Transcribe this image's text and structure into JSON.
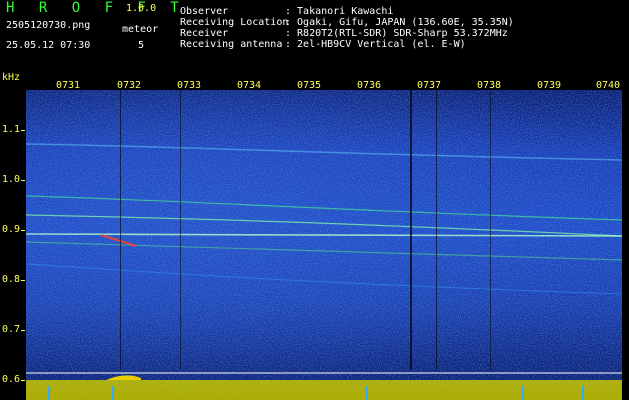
{
  "header": {
    "title": "H R O F F T",
    "version": "1.0.0",
    "filename": "2505120730.png",
    "meteor_label": "meteor",
    "datetime": "25.05.12 07:30",
    "meteor_count": "5"
  },
  "info": [
    {
      "label": "Observer",
      "value": ": Takanori Kawachi"
    },
    {
      "label": "Receiving Location",
      "value": ": Ogaki, Gifu, JAPAN (136.60E, 35.35N)"
    },
    {
      "label": "Receiver",
      "value": ": R820T2(RTL-SDR) SDR-Sharp 53.372MHz"
    },
    {
      "label": "Receiving antenna",
      "value": ": 2el-HB9CV Vertical (el. E-W)"
    }
  ],
  "axis": {
    "y_unit": "kHz",
    "y_ticks": [
      "1.1",
      "1.0",
      "0.9",
      "0.8",
      "0.7",
      "0.6"
    ],
    "x_ticks": [
      "0731",
      "0732",
      "0733",
      "0734",
      "0735",
      "0736",
      "0737",
      "0738",
      "0739",
      "0740"
    ]
  },
  "colors": {
    "title": "#33ff33",
    "axis": "#ffff55",
    "text": "#ffffff",
    "background": "#000000",
    "spectrogram_base": "#1f49c6"
  }
}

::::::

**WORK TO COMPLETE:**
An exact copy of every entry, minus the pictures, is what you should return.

**SOLVED PROBLEM:**
Transcribe this image's text and structure into JSON.
{
  "header": {
    "title": "H R O F F T",
    "version": "1.0.0",
    "filename": "2505120730.png",
    "meteor_label": "meteor",
    "datetime": "25.05.12 07:30",
    "meteor_count": "5"
  },
  "info": [
    {
      "label": "Observer",
      "value": ": Takanori Kawachi"
    },
    {
      "label": "Receiving Location",
      "value": ": Ogaki, Gifu, JAPAN (136.60E, 35.35N)"
    },
    {
      "label": "Receiver",
      "value": ": R820T2(RTL-SDR) SDR-Sharp 53.372MHz"
    },
    {
      "label": "Receiving antenna",
      "value": ": 2el-HB9CV Vertical (el. E-W)"
    }
  ],
  "axis": {
    "y_unit": "kHz",
    "y_ticks": [
      "1.1",
      "1.0",
      "0.9",
      "0.8",
      "0.7",
      "0.6"
    ],
    "x_ticks": [
      "0731",
      "0732",
      "0733",
      "0734",
      "0735",
      "0736",
      "0737",
      "0738",
      "0739",
      "0740"
    ]
  },
  "colors": {
    "title": "#33ff33",
    "axis": "#ffff55",
    "text": "#ffffff",
    "background": "#000000",
    "spectrogram_base": "#1f49c6"
  }
}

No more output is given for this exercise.